Print the records exactly. Miss nothing.

**Records for the task**:
·····
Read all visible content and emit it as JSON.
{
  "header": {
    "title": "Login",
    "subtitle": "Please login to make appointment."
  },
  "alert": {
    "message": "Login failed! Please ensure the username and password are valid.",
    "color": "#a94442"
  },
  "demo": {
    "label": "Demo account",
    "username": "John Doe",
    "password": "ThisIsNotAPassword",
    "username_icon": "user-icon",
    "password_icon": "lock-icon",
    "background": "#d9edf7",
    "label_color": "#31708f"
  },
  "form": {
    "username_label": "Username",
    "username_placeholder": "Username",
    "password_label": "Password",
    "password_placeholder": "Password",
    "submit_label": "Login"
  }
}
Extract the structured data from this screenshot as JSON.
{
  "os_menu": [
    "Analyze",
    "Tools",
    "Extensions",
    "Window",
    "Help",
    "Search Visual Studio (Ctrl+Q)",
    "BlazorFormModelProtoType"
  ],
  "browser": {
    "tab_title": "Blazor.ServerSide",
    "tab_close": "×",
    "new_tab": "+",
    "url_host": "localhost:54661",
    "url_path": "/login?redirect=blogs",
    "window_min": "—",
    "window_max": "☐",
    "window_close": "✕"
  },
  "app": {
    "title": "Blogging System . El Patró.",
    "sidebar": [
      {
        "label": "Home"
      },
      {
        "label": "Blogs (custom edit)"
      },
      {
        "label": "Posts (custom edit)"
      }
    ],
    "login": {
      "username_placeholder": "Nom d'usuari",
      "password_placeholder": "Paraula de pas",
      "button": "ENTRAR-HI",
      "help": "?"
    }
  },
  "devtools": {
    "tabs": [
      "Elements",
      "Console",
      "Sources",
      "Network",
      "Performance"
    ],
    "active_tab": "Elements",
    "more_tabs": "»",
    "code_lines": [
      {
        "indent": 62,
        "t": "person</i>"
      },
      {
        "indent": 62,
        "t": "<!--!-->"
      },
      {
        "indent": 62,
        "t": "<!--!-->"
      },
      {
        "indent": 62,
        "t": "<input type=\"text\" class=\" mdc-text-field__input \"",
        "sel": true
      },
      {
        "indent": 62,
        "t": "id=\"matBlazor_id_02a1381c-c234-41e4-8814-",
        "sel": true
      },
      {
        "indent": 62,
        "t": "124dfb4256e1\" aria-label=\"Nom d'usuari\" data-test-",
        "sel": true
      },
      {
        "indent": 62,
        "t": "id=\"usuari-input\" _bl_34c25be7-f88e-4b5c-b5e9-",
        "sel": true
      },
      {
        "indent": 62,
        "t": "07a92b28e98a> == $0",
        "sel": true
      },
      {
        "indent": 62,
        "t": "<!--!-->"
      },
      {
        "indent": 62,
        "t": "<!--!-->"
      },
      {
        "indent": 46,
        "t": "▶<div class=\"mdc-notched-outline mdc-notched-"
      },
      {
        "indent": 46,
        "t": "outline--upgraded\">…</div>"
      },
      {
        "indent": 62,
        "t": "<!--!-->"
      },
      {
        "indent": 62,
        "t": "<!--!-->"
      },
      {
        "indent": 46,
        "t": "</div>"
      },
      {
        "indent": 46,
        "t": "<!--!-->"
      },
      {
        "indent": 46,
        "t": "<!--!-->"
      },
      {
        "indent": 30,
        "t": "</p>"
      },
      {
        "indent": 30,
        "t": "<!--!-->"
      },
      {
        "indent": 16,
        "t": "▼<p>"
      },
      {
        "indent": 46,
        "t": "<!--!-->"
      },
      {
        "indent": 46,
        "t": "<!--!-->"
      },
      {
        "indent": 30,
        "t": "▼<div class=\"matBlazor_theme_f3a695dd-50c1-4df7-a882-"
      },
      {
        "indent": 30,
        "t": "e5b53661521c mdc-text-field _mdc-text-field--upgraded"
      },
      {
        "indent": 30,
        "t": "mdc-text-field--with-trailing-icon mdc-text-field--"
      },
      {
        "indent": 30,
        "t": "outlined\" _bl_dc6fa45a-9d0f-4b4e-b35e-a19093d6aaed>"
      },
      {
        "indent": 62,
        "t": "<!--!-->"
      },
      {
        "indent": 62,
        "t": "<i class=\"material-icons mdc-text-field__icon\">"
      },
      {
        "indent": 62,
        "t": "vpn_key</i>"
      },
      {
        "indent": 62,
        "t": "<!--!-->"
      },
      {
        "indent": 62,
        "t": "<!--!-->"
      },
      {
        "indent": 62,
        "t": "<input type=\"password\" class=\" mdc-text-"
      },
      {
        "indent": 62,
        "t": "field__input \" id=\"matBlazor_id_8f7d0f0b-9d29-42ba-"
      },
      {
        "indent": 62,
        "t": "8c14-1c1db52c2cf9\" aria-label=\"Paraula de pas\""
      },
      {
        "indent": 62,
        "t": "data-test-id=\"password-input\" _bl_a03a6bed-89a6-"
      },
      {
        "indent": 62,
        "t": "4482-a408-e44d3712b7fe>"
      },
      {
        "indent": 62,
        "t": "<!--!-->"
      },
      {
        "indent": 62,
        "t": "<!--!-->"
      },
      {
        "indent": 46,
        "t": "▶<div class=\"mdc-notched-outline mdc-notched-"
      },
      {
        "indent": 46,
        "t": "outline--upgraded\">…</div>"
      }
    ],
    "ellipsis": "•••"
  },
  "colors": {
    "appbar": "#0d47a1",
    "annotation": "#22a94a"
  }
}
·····
**Expected answer**:
Read all visible content and emit it as JSON.
{
  "header": {
    "title": "Login",
    "subtitle": "Please login to make appointment."
  },
  "alert": {
    "message": "Login failed! Please ensure the username and password are valid.",
    "color": "#a94442"
  },
  "demo": {
    "label": "Demo account",
    "username": "John Doe",
    "password": "ThisIsNotAPassword",
    "username_icon": "user-icon",
    "password_icon": "lock-icon",
    "background": "#d9edf7",
    "label_color": "#31708f"
  },
  "form": {
    "username_label": "Username",
    "username_placeholder": "Username",
    "password_label": "Password",
    "password_placeholder": "Password",
    "submit_label": "Login"
  }
}
Extract the structured data from this screenshot as JSON.
{
  "os_menu": [
    "Analyze",
    "Tools",
    "Extensions",
    "Window",
    "Help",
    "Search Visual Studio (Ctrl+Q)",
    "BlazorFormModelProtoType"
  ],
  "browser": {
    "tab_title": "Blazor.ServerSide",
    "tab_close": "×",
    "new_tab": "+",
    "url_host": "localhost:54661",
    "url_path": "/login?redirect=blogs",
    "window_min": "—",
    "window_max": "☐",
    "window_close": "✕"
  },
  "app": {
    "title": "Blogging System . El Patró.",
    "sidebar": [
      {
        "label": "Home"
      },
      {
        "label": "Blogs (custom edit)"
      },
      {
        "label": "Posts (custom edit)"
      }
    ],
    "login": {
      "username_placeholder": "Nom d'usuari",
      "password_placeholder": "Paraula de pas",
      "button": "ENTRAR-HI",
      "help": "?"
    }
  },
  "devtools": {
    "tabs": [
      "Elements",
      "Console",
      "Sources",
      "Network",
      "Performance"
    ],
    "active_tab": "Elements",
    "more_tabs": "»",
    "code_lines": [
      {
        "indent": 62,
        "t": "person</i>"
      },
      {
        "indent": 62,
        "t": "<!--!-->"
      },
      {
        "indent": 62,
        "t": "<!--!-->"
      },
      {
        "indent": 62,
        "t": "<input type=\"text\" class=\" mdc-text-field__input \"",
        "sel": true
      },
      {
        "indent": 62,
        "t": "id=\"matBlazor_id_02a1381c-c234-41e4-8814-",
        "sel": true
      },
      {
        "indent": 62,
        "t": "124dfb4256e1\" aria-label=\"Nom d'usuari\" data-test-",
        "sel": true
      },
      {
        "indent": 62,
        "t": "id=\"usuari-input\" _bl_34c25be7-f88e-4b5c-b5e9-",
        "sel": true
      },
      {
        "indent": 62,
        "t": "07a92b28e98a> == $0",
        "sel": true
      },
      {
        "indent": 62,
        "t": "<!--!-->"
      },
      {
        "indent": 62,
        "t": "<!--!-->"
      },
      {
        "indent": 46,
        "t": "▶<div class=\"mdc-notched-outline mdc-notched-"
      },
      {
        "indent": 46,
        "t": "outline--upgraded\">…</div>"
      },
      {
        "indent": 62,
        "t": "<!--!-->"
      },
      {
        "indent": 62,
        "t": "<!--!-->"
      },
      {
        "indent": 46,
        "t": "</div>"
      },
      {
        "indent": 46,
        "t": "<!--!-->"
      },
      {
        "indent": 46,
        "t": "<!--!-->"
      },
      {
        "indent": 30,
        "t": "</p>"
      },
      {
        "indent": 30,
        "t": "<!--!-->"
      },
      {
        "indent": 16,
        "t": "▼<p>"
      },
      {
        "indent": 46,
        "t": "<!--!-->"
      },
      {
        "indent": 46,
        "t": "<!--!-->"
      },
      {
        "indent": 30,
        "t": "▼<div class=\"matBlazor_theme_f3a695dd-50c1-4df7-a882-"
      },
      {
        "indent": 30,
        "t": "e5b53661521c mdc-text-field _mdc-text-field--upgraded"
      },
      {
        "indent": 30,
        "t": "mdc-text-field--with-trailing-icon mdc-text-field--"
      },
      {
        "indent": 30,
        "t": "outlined\" _bl_dc6fa45a-9d0f-4b4e-b35e-a19093d6aaed>"
      },
      {
        "indent": 62,
        "t": "<!--!-->"
      },
      {
        "indent": 62,
        "t": "<i class=\"material-icons mdc-text-field__icon\">"
      },
      {
        "indent": 62,
        "t": "vpn_key</i>"
      },
      {
        "indent": 62,
        "t": "<!--!-->"
      },
      {
        "indent": 62,
        "t": "<!--!-->"
      },
      {
        "indent": 62,
        "t": "<input type=\"password\" class=\" mdc-text-"
      },
      {
        "indent": 62,
        "t": "field__input \" id=\"matBlazor_id_8f7d0f0b-9d29-42ba-"
      },
      {
        "indent": 62,
        "t": "8c14-1c1db52c2cf9\" aria-label=\"Paraula de pas\""
      },
      {
        "indent": 62,
        "t": "data-test-id=\"password-input\" _bl_a03a6bed-89a6-"
      },
      {
        "indent": 62,
        "t": "4482-a408-e44d3712b7fe>"
      },
      {
        "indent": 62,
        "t": "<!--!-->"
      },
      {
        "indent": 62,
        "t": "<!--!-->"
      },
      {
        "indent": 46,
        "t": "▶<div class=\"mdc-notched-outline mdc-notched-"
      },
      {
        "indent": 46,
        "t": "outline--upgraded\">…</div>"
      }
    ],
    "ellipsis": "•••"
  },
  "colors": {
    "appbar": "#0d47a1",
    "annotation": "#22a94a"
  }
}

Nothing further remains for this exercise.